On my daughter’s 4th birthday she received a gift to grow your very own butterfly. The card showed a magnificent colored Monarch. All you had to do was send away for it.
As you might imagine, my daughter was ecstatic. The anticipation to the big day when the butterfly arrived was mounting. Would it really be red, orange, blue, and green like the picture? It would have to be. And she would make it fly and it would be hers.
The big day arrived.
“My butterfly is here, my butterfly is here” rang through our house. We opened the tiny envelope with care only to find what looked like previously chewed tic–tacs (caterpillar eggs). My daughter insisted it must be a mistake because the picture showed a red, orange, blue, and green butterfly and this was definitely NOT that.
There was no explaining the series of developmental stages butterflies go through: egg, larva, pupa, and adult. She just wanted her butterfly and she wanted it now, refusing to have anything to do with the chewed tic-tacs.
My wife decided to mother those microscopic eggs and in 6 days the eggs hatched. To our surprise out came a large, striped tic-tac shaped caterpillar. My wife was ecstatic but our daughter still showed no interest.
Immediately after hatching, the large, striped tic-tac started growing rather fast. In just 2 weeks we were the proud parents of a 2 inch long striped, large tic-tac looking caterpillar.
My wife and I were amazed at the metamorphosis and it wasn’t even over.
Tic-Tac shed his skin 5 times during his next stage. A new, larger skin waits under the one that is shed. Then Tic-Tac made a chrysalis (cocoon) with no visible signs to signal the emergence of Tic-Tac the butterfly. My daughter was completely distraught.
Suddenly the chrysalis cracked open and out came the red, orange, blue, green and WHITE butterfly. Finally, “Our butterfly is here, our butterfly is here” rang through our house.
We all are like a four year old wanting, hoping, and dreaming, but usually a marriage goes through many stages when it looks nothing like what was advertised on the box. But those times are stages. It’s not the final form.
I hope everything that comes out of my mouth, off of my computer, and through my office lifts your spirits and is supportive of you while you fulfill your vows.
Please let me know how else I can help you, especially if you are struggling with saving your marriage alone.
Mort Fertel is a world authority on the psychology of relationships and has an international reputation for saving marriages.
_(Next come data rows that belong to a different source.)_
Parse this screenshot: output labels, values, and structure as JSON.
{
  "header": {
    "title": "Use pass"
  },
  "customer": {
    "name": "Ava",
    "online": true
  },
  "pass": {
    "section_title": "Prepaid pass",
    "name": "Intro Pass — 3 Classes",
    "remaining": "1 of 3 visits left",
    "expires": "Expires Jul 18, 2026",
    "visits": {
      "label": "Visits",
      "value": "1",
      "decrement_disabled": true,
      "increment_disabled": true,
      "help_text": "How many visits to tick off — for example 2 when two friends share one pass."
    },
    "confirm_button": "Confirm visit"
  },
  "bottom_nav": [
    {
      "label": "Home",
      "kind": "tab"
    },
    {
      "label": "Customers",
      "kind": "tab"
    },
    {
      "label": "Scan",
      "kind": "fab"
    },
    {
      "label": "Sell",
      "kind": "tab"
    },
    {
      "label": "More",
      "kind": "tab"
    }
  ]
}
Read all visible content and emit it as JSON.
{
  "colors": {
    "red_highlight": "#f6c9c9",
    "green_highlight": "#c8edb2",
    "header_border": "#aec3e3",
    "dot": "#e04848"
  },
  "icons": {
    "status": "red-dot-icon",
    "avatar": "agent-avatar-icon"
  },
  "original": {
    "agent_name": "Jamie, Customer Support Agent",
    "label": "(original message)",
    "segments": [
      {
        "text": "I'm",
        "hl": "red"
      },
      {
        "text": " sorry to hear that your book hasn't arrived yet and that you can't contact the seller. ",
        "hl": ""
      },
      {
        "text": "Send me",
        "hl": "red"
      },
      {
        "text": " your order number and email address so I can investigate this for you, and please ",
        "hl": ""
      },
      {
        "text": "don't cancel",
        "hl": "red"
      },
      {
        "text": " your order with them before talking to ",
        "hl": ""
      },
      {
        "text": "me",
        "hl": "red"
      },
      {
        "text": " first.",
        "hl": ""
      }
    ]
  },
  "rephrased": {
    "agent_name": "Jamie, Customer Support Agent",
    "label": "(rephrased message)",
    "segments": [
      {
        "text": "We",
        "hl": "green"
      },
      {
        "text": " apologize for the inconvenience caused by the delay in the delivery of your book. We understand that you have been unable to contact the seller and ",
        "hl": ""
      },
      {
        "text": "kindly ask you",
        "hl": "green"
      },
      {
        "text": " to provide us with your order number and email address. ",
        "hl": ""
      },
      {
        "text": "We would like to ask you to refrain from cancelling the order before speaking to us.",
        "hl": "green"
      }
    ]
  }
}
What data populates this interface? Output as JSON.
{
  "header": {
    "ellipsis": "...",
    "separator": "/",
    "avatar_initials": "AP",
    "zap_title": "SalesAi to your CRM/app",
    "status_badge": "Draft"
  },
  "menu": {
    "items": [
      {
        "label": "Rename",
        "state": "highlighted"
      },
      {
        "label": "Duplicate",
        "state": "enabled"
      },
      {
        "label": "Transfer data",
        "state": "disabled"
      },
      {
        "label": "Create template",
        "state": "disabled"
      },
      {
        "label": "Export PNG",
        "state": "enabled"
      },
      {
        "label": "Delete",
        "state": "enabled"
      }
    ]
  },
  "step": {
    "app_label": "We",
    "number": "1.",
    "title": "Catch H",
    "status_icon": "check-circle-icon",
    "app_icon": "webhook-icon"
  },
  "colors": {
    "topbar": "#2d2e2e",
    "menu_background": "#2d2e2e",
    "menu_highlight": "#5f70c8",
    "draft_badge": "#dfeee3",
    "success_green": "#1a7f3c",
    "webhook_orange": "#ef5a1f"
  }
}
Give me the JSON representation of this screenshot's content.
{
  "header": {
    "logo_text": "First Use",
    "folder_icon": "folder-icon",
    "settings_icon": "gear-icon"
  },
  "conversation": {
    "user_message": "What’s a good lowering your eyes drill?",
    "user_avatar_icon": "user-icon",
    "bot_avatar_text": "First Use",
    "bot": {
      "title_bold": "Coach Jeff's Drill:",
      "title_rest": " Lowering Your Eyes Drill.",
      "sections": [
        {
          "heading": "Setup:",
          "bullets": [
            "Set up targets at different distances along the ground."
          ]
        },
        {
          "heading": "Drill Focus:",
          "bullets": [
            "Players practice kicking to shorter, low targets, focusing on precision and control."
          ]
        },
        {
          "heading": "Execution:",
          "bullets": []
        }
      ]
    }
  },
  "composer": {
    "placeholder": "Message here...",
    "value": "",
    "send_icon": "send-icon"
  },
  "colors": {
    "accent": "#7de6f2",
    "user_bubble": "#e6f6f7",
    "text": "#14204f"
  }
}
He is the creator of Marriage Fitness, a relationship renewal system and an alternative to marriage counseling. Marriage Fitness is the most successful marriage crisis program in the world, successfully used by millions of people in marital crisis.